In all this you’ll meet my bride and our four children – two the old-fashioned way and two adopted. You may hear the echo of laughter as well as the residue of tears. An unwelcome guest – seasonal depression – shows up.

We’ll slow again as we take a curve into observations – positive and negative – garnered over four-plus-decades of what is called “vocational ministry.” What’s it like to preach in hundreds of churches? To interim-pastor four churches and to help birth another?

Once I made the decision to try this, my prayer has been and continues to be that when you are done with the book you don’t think, “Wow, this dude had a crazy life” or “God sure gave Jack a bunch of ways to minister” or somesuch.

My prayer is that throughout the reading, at the end, and in the days, weeks, months and years following you will think “Wow…God and God alone is awesome!”

The “Outline”

Woke at 2am, put this together, back to sleep at 2.45am:outline-non-fiction-book-700x406

May 16, 2019

CAPTURED BY GRACE (outline – very tentative) (disregard rather whacky formatting; hey, it was 2am!)

  1. Introduction
  2. Chapter 1 – Hatched – birth and the early years
  • Chapter 2 – Dysfunctional before it was trendy
  1. Chapter 3 – School
  2. Chapter 4 – Early Crime
  3. Chapter 5 – Military (Korea 2 years, Germany 2 months, Vietnam 11 months)
  • Chapter 6 – Coming Home
  • Chapter 7 – Crimes and stupidity
  1. Chapter 8 – Payday – arrested to be set free (conversion testimony)
  2. Chapter 9 – Doing Time without Time Doing Me
  3. Chapter 10 – Parole and Coming Home – Act 2
  • Chapter 11 – “Minister of Sanitation” – and God’s call to vocational ministry
  • Chapter 12 – Bible School
  • Chapter 13 – WHAT? I gotta raise support? I’ve been robbing people all my life; now you want me to what?
  1. Chapter 14 – Ministry – the early years
  • Chapter 15 – Jane
  • Chapter 16 – “He opens doors that no man can shut”
  • Chapter 17 – The Book of First Jack (isms that I’ve coined over the years)
  • Chapter 18 – The Good Stuff of Ministry
  1. Chapter 19 – The Bad Stuff of Ministry
  • Chapter 20 – If I had it to do all over again
  • Chapter 21 – And, in conclusion

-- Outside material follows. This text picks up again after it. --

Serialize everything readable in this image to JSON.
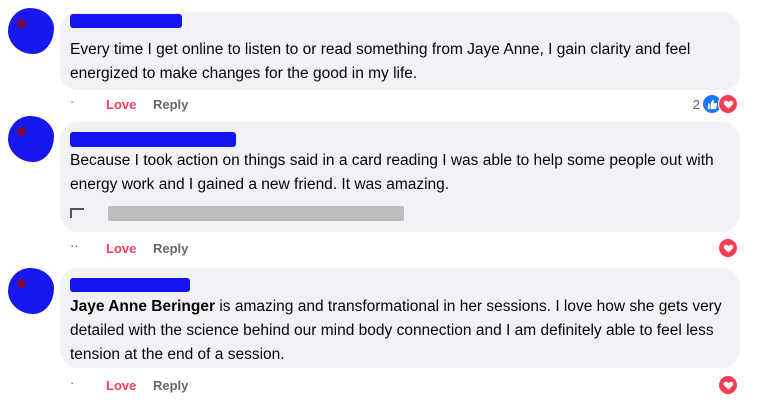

Welcome to “Rough Draft Central”

A couple weeks ago I published a post indicating I was (finally) going to start working on a book.


I’ve been thinking how that is going to happen; and have arrived at a conclusion.

I will make entries here. Thus I’ll have a central location, automatically saved, and open to editing ideas and other input from people like you.

The entries will not be chronological; and may often be “stand-alone” in that a particular post may be a “chapter” in the some-day-completed book.’

You’ll note the title of this blog is “”

If you stay tuned, you will certainly no more about Jack and what I believe about a variety of subjects, as well as what I have observed and learned in over forty years of vocational ministry.

So, again, welcome to “rough draft central.”